Personal injury lawsuits involving Nexium, Prilosec, PrevAcid and other proton pump inhibitors continue to mount in jurisdictions around the country, with nearly 14,000 kidney injury claims now pending in the federal multidistrict litigation underway in the U.S. District Court, District of New Jersey.
According to a Joint Status Report filed with the Court on April 17th, more than 200 similar proton pump inhibitor lawsuits have been filed in various state courts, including:
While all in-person proceedings are currently on hold due to the global coronavirus pandemic, the federal litigation was scheduled to convene its regular monthly Status Conference on April 22nd via video conference. Matters on the agenda include updates on the Bellwether Trial Pool and discovery.
The vast majority of proton pump inhibitor lawsuits currently pending in the District of New Jersey were filed on behalf of individuals who allegedly suffered kidney failure and other renal complications due to the long-term use of Nexium Prilosec, PrevAcid, Protonix, and Dexilant.
These heart burn medications are among the most popular drugs in the world. But while they are only indicated for short-term use, research suggests that many people take proton pump inhibitors for inappropriate indications and for far longer than current guidelines recommend. Other studies have suggested long-term proton pump inhibitor use may increase the risk for kidney complications, gastric cancer, heart attacks and stroke, dementia, fractures, and certain vitamin and mineral deficiencies.

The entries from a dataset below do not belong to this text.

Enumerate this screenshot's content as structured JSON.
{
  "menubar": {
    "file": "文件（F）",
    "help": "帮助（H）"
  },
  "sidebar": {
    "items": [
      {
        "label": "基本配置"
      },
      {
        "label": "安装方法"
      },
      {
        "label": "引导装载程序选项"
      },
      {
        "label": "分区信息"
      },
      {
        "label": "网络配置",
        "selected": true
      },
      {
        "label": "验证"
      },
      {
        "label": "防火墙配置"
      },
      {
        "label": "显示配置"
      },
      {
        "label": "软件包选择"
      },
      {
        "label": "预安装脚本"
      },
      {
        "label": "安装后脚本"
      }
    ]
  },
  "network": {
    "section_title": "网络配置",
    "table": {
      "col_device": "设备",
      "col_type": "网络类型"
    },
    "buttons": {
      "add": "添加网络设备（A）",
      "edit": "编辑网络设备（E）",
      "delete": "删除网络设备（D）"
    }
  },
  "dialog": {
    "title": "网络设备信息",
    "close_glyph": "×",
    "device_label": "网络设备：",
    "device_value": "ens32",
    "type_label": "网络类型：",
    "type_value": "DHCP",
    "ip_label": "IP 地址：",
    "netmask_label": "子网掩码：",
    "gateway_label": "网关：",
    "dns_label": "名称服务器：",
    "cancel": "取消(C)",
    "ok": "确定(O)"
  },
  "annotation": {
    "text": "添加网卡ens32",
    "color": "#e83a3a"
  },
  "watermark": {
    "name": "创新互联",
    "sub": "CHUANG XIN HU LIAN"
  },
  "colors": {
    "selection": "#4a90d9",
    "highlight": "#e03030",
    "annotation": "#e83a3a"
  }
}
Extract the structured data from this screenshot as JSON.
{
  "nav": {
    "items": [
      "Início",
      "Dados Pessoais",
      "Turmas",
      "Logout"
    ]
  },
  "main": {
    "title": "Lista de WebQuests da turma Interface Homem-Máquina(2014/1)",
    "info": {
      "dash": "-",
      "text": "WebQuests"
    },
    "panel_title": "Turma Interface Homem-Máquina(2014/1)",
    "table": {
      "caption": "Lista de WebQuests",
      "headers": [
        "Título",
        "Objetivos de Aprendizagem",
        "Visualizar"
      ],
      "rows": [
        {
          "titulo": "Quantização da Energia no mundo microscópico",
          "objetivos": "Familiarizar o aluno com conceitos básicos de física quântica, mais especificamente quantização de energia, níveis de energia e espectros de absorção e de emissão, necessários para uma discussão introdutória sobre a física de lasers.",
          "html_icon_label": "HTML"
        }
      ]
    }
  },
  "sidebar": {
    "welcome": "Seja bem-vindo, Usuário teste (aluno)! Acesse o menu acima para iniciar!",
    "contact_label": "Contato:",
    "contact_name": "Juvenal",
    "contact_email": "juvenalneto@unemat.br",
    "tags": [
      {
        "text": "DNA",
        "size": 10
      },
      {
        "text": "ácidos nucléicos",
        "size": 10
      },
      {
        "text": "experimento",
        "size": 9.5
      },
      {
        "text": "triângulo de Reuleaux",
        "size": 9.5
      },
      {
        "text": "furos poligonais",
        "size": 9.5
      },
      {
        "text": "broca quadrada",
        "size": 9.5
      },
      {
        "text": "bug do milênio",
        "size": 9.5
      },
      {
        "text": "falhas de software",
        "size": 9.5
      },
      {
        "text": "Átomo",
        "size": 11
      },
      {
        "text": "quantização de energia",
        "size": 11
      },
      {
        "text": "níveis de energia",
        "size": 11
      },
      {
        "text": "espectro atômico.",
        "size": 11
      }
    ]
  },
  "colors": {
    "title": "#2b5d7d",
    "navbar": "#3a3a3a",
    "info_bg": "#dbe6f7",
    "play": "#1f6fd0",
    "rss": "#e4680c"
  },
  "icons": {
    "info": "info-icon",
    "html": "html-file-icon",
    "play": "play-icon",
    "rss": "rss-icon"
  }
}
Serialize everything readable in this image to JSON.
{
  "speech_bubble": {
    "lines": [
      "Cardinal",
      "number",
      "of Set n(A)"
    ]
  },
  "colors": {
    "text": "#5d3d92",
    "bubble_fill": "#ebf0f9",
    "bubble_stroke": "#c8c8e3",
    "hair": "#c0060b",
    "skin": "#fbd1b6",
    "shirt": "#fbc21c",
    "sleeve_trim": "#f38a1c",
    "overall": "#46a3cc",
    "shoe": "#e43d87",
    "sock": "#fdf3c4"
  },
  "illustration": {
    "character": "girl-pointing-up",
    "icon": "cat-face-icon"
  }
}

Plaintiffs pursuing proton pump inhibitor lawsuits claim the manufacturers of Nexium and similar drugs have long known of their products’ potential to harm the kidneys, but purposely concealed this information and failed to provide adequate warnings to the public.
The federal litigation is tentatively scheduled to convene its first bellwether trial in November 2021. As test cases, verdicts in these trials could provide insight into how future juries might decide similar proton pump inhibitor lawsuits.